One of the most difficult things about owning and running a martial arts school is knowing when to drop a difficult client. At some point we have all tried to hang on to a individual past the point where we knew that the relationship was probably not good for us personally or for the school. Unfortunately, when you try to salvage a toxic business relationship the fallout can have dramatic effects.
Often the school owner or instructor struggles with the concept of trying to fix things versus parting ways. Few of us want to admit failure and this can be our downfall. We can not accept responsibility for the actions of our students beyond what occurs during a class we are teaching. Character or lack there of is a difficult concept to teach in a hour long increments.

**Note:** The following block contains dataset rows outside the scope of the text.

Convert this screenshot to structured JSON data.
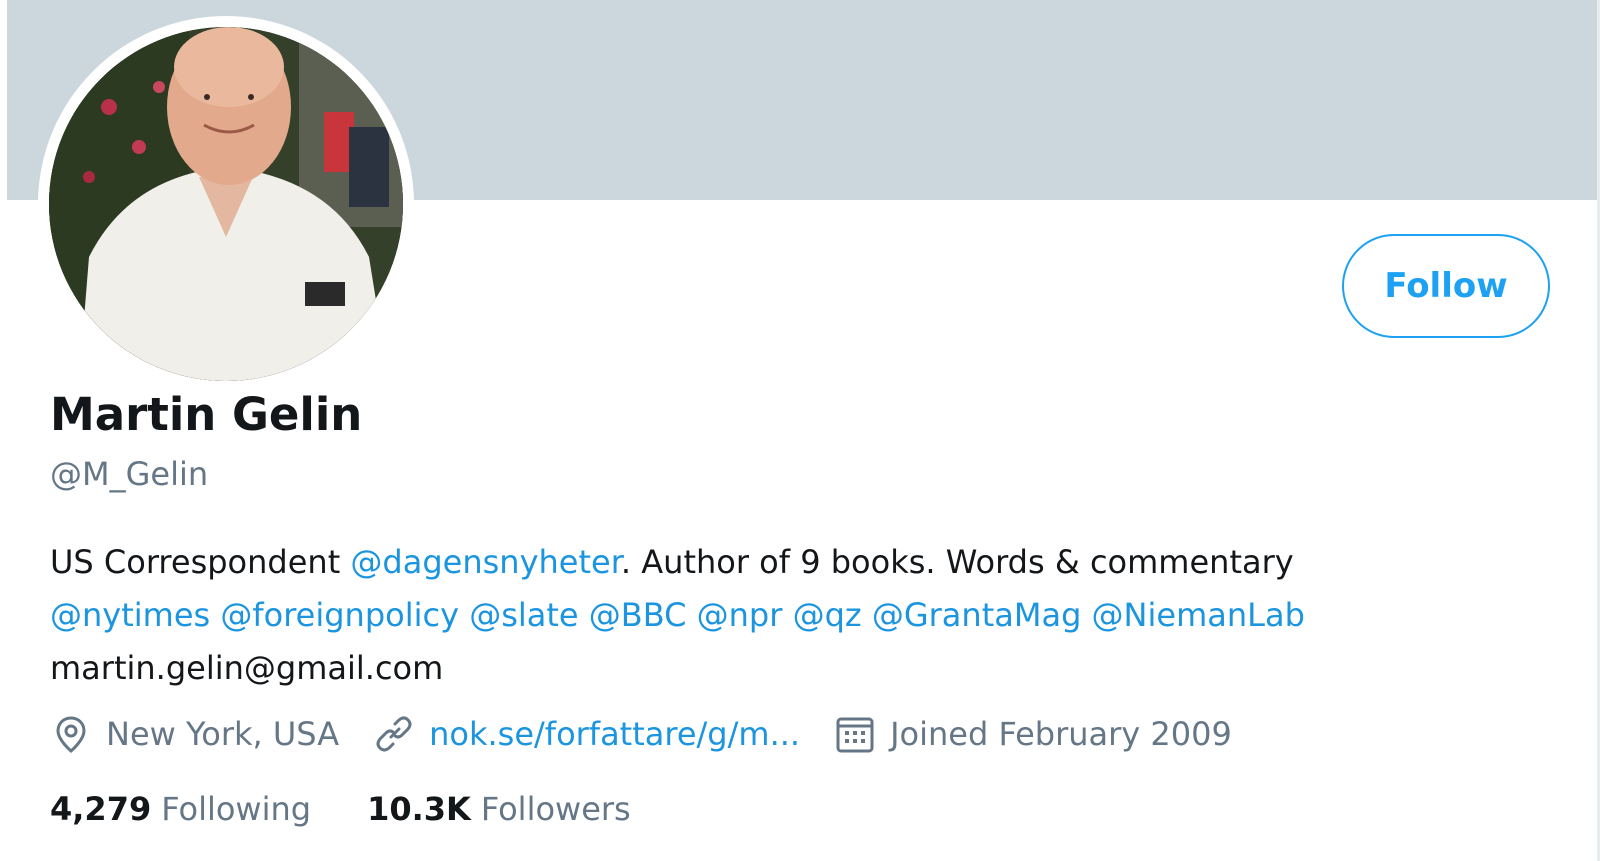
{
  "profile": {
    "name": "Martin Gelin",
    "handle": "@M_Gelin",
    "follow_label": "Follow",
    "bio": {
      "line1": {
        "text_a": "US Correspondent ",
        "mention": "@dagensnyheter",
        "text_b": ". Author of 9 books. Words & commentary"
      },
      "line2_mentions": [
        "@nytimes",
        "@foreignpolicy",
        "@slate",
        "@BBC",
        "@npr",
        "@qz",
        "@GrantaMag",
        "@NiemanLab"
      ],
      "line3": "martin.gelin@gmail.com"
    },
    "location": "New York, USA",
    "website": "nok.se/forfattare/g/m...",
    "joined": "Joined February 2009",
    "following_count": "4,279",
    "following_label": "Following",
    "followers_count": "10.3K",
    "followers_label": "Followers"
  },
  "icons": {
    "location": "location-pin-icon",
    "link": "link-icon",
    "calendar": "calendar-icon"
  },
  "colors": {
    "accent": "#1da1f2",
    "link": "#1b95e0",
    "banner": "#ccd6dd",
    "primary_text": "#14171a",
    "secondary_text": "#657786"
  }
}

There are some general guidelines you can utilize to help you make the decision.
1) Is it an issue that can result in the injury of an other student? If you have an overly aggressive student that shows little regard for the well being of others after reasonable correction then it is your duty to cut them loose. Waiting could result in lawsuits and worse could result in a needless injury falling on your conscience.
2) Does the student continually fail to pay for classes or fees in a timely manner? We all want to help our students out, but if lack of payment is tied to lack of character it is time to cut them loose. The “I want something for nothing” syndrome is contagious and if one client finds that the can manipulate you … then beware. It may not be long until you are dealing with a group of problems that can pull your business down quickly.
3) Does the student or family continually find something to complain about? Cut “ball sport” clients as soon as they raise their heads in your school. Owners and instructors should always be aware of and try to fix valid complaints, however; when you start noticing that an individual or group is creating drama for the sake of drama then it is time to part ways. It is true that one bad apple can spoil the barrel if given enough time.
4) Is the student unhappy? This is the hardest pill to swallow, but the most important. Sometimes a client is just not meant to do martial arts (or at least do martial arts at your school). From a purely moral perspective we as instructors should not tie students to something that they do not want to do. It is ultimately bad for business. Complaints and community perception can be tied to how you treat people. I know there is a strong argument for utilizing and holding people to contracts as a method of insuring revenue. It has, however; been my experience that this is not the best way to insure long term revenue. Quality instruction and caring instructors have won out over legal documents every time in situations that I have encountered.